Q1. Our current voting system, called “First-Past-The-Post” (FPTP), has been used in B.C. since 1956. So, why are people complaining about it now?
A. People are complaining about it because there are many problems as noted by Fair Voting BC. Some regions – such as the Okanagan, Shuswap, Boundary, Thompson and Cariboo currently – have no government MLAs at all. Also, half of the votes don’t count; unless you vote for a winning candidate, your vote has no influence at all. Winning candidates also receive excess votes, so altogether about 70% of the votes are “wasted” in the practical sense that those voters could just as well have stayed home. That’s what we’re used to, but that disrespect of voters has been fixed in modern voting systems such as those with proportional representation (Pro Rep).
Q2. If half the votes don’t count, how is the winner (the party to form government) determined in an election?
A. With our old First-Past-The-Post system, the winning party is typically the one with the greatest number of winning candidates from the results of the 87 separate riding contests. In the current system, the party that wins can actually have fewer votes in total, over the whole province, than the party that loses! This happened, for example, in 1996, when the BC Liberal Party had 37,534 more votes than the BC New Democratic Party, but the NDP still won the election.
Q3. Some people are saying B.C. should switch to a “PR” system. What’s that?
A. PR or “Pro Rep” stands for Proportional Representation. Pro Rep is fair, because it means the proportion of MLAs elected for a given party is the same as the proportion of people who voted for that party in the first place.
Q4. What else is good about Pro Rep?
A. Pro Rep means, on average, fewer elections, stronger long-term planning, and less flip-flopping on government policies. It also results in less government debt, a better quality of public services, and government spending more in line with voter priorities.
Q5. How do we know this about Pro Rep if we’ve never used this voting system?

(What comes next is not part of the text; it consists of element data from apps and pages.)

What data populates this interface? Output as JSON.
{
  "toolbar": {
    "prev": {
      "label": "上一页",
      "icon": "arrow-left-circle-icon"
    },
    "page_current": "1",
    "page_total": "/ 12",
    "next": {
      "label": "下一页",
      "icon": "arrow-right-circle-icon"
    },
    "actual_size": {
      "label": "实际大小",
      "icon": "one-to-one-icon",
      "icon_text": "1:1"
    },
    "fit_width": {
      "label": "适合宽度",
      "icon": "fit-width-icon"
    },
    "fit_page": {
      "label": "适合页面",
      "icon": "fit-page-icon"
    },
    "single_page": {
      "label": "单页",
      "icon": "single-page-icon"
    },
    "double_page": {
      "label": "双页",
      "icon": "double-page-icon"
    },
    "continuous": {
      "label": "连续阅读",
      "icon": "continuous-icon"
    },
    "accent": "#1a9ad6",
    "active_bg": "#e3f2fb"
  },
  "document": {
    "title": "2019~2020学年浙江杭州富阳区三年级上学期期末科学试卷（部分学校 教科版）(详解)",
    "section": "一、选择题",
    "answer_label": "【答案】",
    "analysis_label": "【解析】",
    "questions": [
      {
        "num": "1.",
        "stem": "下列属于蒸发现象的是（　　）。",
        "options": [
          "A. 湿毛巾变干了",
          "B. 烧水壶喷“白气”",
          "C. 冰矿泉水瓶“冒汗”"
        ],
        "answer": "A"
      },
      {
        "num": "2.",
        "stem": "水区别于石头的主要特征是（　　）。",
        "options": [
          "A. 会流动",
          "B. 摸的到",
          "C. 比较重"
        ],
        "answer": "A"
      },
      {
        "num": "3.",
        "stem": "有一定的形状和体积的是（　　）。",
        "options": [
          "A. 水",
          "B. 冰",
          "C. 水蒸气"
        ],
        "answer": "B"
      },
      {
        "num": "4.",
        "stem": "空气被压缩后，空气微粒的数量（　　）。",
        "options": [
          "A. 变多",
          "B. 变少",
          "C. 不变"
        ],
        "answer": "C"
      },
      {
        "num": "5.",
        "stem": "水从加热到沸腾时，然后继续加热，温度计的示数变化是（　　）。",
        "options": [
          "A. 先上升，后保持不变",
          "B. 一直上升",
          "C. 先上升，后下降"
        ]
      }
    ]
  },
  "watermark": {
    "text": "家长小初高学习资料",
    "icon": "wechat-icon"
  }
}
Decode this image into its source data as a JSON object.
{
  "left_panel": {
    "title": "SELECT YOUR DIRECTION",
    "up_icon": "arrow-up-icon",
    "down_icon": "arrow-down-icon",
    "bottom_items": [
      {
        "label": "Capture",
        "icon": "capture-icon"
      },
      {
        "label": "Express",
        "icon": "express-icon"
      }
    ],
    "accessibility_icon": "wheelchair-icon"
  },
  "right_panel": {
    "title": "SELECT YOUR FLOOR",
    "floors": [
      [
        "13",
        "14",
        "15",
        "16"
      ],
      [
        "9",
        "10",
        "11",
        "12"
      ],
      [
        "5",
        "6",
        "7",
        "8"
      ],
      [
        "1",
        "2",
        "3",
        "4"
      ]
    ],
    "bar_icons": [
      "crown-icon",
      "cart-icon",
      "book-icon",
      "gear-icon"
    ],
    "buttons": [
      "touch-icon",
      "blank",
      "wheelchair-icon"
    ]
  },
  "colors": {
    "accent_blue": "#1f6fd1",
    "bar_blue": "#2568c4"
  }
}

A. We know this because political scientists have observed these sorts of trends in the majority of places where this voting style is already used. People in more than 80% of modern countries currently vote this way. After careful study, the BC government’s Citizens’ Assembly of 2004 voted 93% to 7% against keeping our old voting system.
Q6. If B.C. switches our voting system to proportional representation (Pro Rep), will that make my vote count?
A. Yes, because with Pro Rep almost every voter’s ballot makes a positive contribution to the election results. That’s why Fair Vote Canada chose the motto “Make Every Vote Count”.
Q7. If we use a Pro Rep system to elect our next provincial government (instead of using the current system) what effect will this have on government accountability?
A. That’s another advantage – under proportional representation (Pro Rep) the government is accountable to more voters than in our current system. It’s a true “majority rules” scenario. To “throw the bums out” at the next election, you’ll still have the same opportunity as now to vote for a different candidate or party if you don’t like the way they do their job.
Q8. What about voter turnout in places already using Pro Rep?
A. On average, voter turnout is higher in places using Pro Rep. People know their vote is important, because almost every vote makes a difference in electing a representative of their chosen party.
Q9. With Pro Rep, will there still be regions in the province that have no government MLA to represent them?
A. Having a Pro Rep system will ensure that every sizeable region of the province will have at least one government MLA to represent them as well as at least one opposition MLA. This way, there is always someone to hold the government accountable.
Q10. If Pro Rep is so good, why do some people oppose it?
A. There’s no doubt that some people don’t like change, and some may be unaware of the many benefits of Pro Rep. Some politicians fear Pro Rep because it will put an end to governments being elected with a mere 40% of the vote. On the other hand, fourteen separate study groups appointed by provincial or federal governments in recent history have favoured updating our voting system to Pro Rep.
Q11. The second part of the referendum ballot lists three voting systems. They’re all proportional. So how do I choose?
A. You don’t have to be an expert to cast your vote. You can leave the second part of the referendum ballot blank if you want, but here’s a brief guide:
-Simple, most fine-tuned and personalized to give you your preferred MLA: Rural-Urban Proportional (RUP)
-Simpler, majority of MLAs to be elected by our old system, and most used in other countries: Mixed Member Proportional (MMP)
-Simplest, most similar to our old system yet most proportional: Dual Member Proportional (DMP)
Surveys indicate MMP is the best known and leading contender so far.
All three Pro Rep options on part two of the ballot maintain local representation, improve regional representation, and ensure your vote really counts.
In all three you’re voting for people, not “appointed MLAs” that the opposition is lying about (see prorepfactcheck.ca). All three have a 5% threshold for proportional seats to keep extremists out (and in practice a party will usually need more than 10 – 15% to win a seat).
For a quick quiz to choose which Pro Rep system best fits with your values – click here:
Q12. Where can I go if I want more information, including research papers and books?
A. A good starting point is https://www.fairvote.ca/resources/ For a recent but dense book summarizing a lifetime of research by the world’s leading expert on electoral systems: Arend Lijphart 2012 Patterns of Democracy (348 pp) .